For those not familiar with medical terminology related to cardiac conditions, here's an alphabetical list of such terms, courtesy of Philips:
Arrhythmia: Abnormal electrical activity of the heart resulting in an irregular, intermittent, or absent pulse.
Biphasic waveform: A pattern of electrical flow where the direction of the current is reversed midway through the pulse. A biphasic waveform requires less energy than a monophasic waveform to achieve comparable defibrillation efficacy.
Cardiopulmonary resuscitation (CPR): A technique employed to briefly keep oxygenated blood flowing to vital organs until definitive intervention can be instituted. Steps include emergency notification, mouth-to-mouth or mask ventilation, and external chest compression.
Defibrillation: The treatment of irregular, intermittent, or absent heart rhythms by delivering electrical current to the heart.
Defibrillator: A device that can deliver an electrical current to the heart to treat arrhythmias. Many are portable devices and have electrocardiographic monitoring capability. There are two types of defibrillators, automated external defibrillators (AEDs) and manual defibrillators. The former are portable devices that contain sophisticated electronics to monitor and identify the cardiac rhythm. They only permit the operator to deliver the shock if ventricular fibrillation is occurring.
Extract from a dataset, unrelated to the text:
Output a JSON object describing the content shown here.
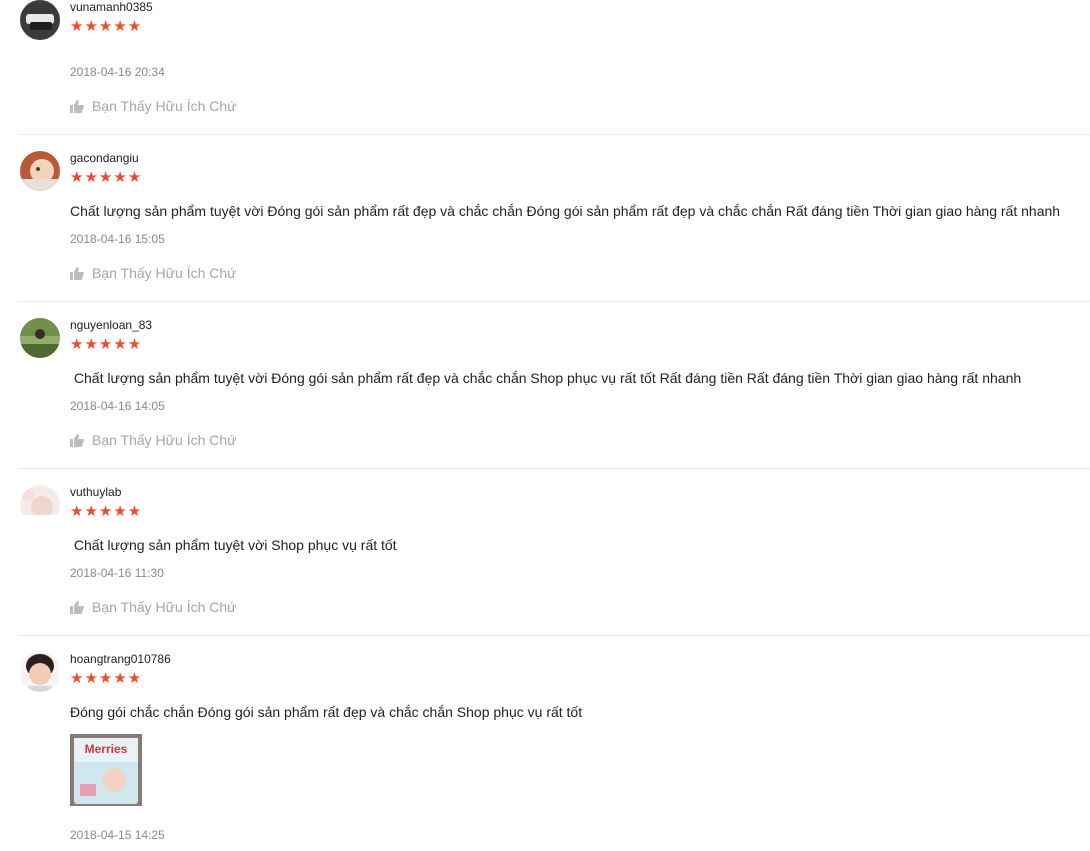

The latter require the operator to read and interpret the ECG tracing and may require specific steps to program and administer the electric shock.
Electrocardiogram (EKG/ECG): A graphical representation of electrical impulses produced by the heart.
Heart attack: Death of heart tissue due to a blocked artery, which may lead to sudden cardiac arrest (SCA).
Implantable cardioverter defibrillator (ICD): A small surgically implanted defibrillator, weighing less than 4 oz., that senses abnormal heart rhythms, and within seconds of detection delivers an electric jolt to the heart.
Monophasic waveform: A pattern of electrical flow where the current, throughout the pulse, flows in one direction, from one electrode pad, through the body, to the other electrode pad.
Public access defibrillation (PAD): The widespread employment of defibrillators in public areas intended to make them more readily available for responding to sudden cardiac arrest.
Sudden cardiac arrest (SCA): Precipitous loss of effective pulse and blood pressure usually due to cardiac arrhythmia, primarily ventricular fibrillation.
Sudden cardiac death (SCD): Death occurring within one hour of an acute cardiac event.
Ventricular fibrillation: A chaotic arrhythmia that causes the heart to quiver instead of contract in a coordinated manner. No effective blood pressure is generated, unconsciousness is immediate, and death follows within minutes if arrhythmia is not halted.Ventricular tachycardia: A condition in which an area of the ventricle heart muscle develops pacemaker activity, resulting in a very fast, abnormal heartbeat, often leading to sudden cardiac arrest.